So ultimately, for me, Ai Weiwei’s contribution to this summer’s art in the Cathedral is to invite us to consider how diverse cultural identities can coexist within the jigsaw of a shared space, in particular how a mature society might best respect minority rights. This is a not a field in which Christianity has a strong track record because a desire for uniformity has often overridden the celebration of diversity and the creative cohesion of tensions. Think for example about the oppression of the Inquisition, the churches’ failure to honour and include members of LGBT communities, and the subtle subconscious messages which most congregations transmit towards people whom they (?we) regard as ‘not like us’.


Nonetheless, this is an issue in which our tradition challenges us to try again. It challenges us because Christian identity cuts across earthly divisions.

  • As Paul taught the Galatians, ‘as many of you as were baptized into Christ have clothed yourselves with Christ. [So] there is no longer Jew or Greek… no longer slave or free… no longer male and female; for all of you are one in Christ Jesus’.
  • And as Jesus taught and enacted in his miracles, God’s Kingdom embraces those whom society excludes through labels of ‘otherness’. The disturbed, the foreign, and the impure are all symbolically accepted by the hospitality which Jesus shows respectively in his healing of the mentally ill, the Roman centurion’s servant, and the woman with a haemorrhage.

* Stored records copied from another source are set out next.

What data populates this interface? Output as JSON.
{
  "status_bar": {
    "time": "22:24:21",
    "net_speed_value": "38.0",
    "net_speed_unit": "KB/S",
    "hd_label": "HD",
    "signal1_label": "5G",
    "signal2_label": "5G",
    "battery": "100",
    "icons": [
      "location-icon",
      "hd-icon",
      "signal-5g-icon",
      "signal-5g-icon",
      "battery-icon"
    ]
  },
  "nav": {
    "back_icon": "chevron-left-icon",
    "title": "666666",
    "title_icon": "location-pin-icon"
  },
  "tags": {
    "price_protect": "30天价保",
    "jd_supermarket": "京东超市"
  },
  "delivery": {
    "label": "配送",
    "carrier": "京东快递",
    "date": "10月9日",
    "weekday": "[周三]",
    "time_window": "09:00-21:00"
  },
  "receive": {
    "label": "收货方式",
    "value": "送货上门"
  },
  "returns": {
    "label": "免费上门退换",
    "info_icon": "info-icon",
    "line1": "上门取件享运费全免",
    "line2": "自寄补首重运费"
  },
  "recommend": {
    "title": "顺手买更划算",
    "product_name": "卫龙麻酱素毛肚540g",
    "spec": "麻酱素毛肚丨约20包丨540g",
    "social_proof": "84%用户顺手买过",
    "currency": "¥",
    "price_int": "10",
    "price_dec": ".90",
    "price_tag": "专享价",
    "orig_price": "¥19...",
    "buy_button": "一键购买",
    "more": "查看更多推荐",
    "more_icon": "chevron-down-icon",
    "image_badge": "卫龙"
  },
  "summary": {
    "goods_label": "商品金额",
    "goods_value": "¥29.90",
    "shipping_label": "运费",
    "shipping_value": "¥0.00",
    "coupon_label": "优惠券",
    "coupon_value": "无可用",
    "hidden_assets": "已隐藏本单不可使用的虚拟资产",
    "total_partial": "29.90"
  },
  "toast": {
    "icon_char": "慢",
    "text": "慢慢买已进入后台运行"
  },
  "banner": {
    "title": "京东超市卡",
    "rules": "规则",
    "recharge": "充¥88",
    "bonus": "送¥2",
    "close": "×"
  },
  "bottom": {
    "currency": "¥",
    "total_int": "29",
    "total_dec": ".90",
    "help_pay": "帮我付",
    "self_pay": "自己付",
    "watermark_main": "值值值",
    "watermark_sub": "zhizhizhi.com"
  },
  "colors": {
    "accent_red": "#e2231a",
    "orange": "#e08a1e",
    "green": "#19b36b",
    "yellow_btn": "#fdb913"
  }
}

In addition, the gospel invites us to shift perspective by considering freedom of speech from the divine perspective. Freedom of speech is a quality that is found primarily in God and then, derivatively, in us. It is God who speaks creation from nothing, saying ‘let there be light’; God in Jesus who breathes the resurrection into his followers; and God whose Spirit calls us by name to be her disciples. He leads, we follow; She speaks, we hear.


Christian freedom is not a Western freedom which strives to maximise my utility to the disadvantage of others. Nor is it a Communist freedom which can prioritise the perceived interest of the collective over individuals. It is a paradoxical freedom which is discovered when we hear the God who speaks. It is a freedom which God speaks to all, whatever our background or circumstances. And, as such, it is a freedom which can flourish in democracies as much as dictatorships and which transcends the divisions that humans draw on maps.



[1] Marshall, Tim, Divided, 28.